Items from an interface collection:

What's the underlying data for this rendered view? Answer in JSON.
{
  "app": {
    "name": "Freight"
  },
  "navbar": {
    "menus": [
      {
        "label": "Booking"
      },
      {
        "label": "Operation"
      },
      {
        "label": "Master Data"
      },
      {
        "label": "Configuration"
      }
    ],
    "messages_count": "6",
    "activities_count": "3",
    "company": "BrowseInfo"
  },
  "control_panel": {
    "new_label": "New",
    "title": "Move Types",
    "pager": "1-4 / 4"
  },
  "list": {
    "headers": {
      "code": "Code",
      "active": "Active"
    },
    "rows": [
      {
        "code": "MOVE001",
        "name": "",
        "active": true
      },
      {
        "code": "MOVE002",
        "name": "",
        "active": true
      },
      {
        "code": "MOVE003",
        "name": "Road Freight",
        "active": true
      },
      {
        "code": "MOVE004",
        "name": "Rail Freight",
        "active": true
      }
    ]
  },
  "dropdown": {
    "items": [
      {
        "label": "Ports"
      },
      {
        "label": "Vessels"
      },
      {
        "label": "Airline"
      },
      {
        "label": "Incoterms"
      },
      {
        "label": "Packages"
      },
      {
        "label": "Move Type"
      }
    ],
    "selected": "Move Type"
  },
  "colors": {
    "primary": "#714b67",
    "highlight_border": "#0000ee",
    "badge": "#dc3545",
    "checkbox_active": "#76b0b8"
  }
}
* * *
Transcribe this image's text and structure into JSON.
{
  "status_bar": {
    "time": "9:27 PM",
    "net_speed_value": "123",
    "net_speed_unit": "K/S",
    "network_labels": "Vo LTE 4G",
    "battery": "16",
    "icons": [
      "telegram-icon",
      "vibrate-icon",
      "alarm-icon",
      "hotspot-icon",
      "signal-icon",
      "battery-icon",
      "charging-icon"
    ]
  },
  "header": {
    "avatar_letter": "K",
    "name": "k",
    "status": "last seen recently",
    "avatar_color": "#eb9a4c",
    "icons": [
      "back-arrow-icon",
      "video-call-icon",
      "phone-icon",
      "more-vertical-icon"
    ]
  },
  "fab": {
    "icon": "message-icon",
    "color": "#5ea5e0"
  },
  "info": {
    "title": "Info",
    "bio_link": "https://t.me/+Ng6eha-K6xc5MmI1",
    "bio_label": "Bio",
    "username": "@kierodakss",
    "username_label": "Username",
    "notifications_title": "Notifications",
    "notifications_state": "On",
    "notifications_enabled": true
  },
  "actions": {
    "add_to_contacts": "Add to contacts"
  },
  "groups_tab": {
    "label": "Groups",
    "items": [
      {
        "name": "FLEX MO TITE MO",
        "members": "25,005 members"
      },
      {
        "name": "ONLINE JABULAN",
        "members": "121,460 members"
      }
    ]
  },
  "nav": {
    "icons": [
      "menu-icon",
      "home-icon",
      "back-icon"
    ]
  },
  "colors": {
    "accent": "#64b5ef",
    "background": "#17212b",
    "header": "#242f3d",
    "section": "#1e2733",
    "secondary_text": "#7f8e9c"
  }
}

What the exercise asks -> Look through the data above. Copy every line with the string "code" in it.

Output for this task ->
      "code": "Code",
        "code": "MOVE001",
        "code": "MOVE002",
        "code": "MOVE003",
        "code": "MOVE004",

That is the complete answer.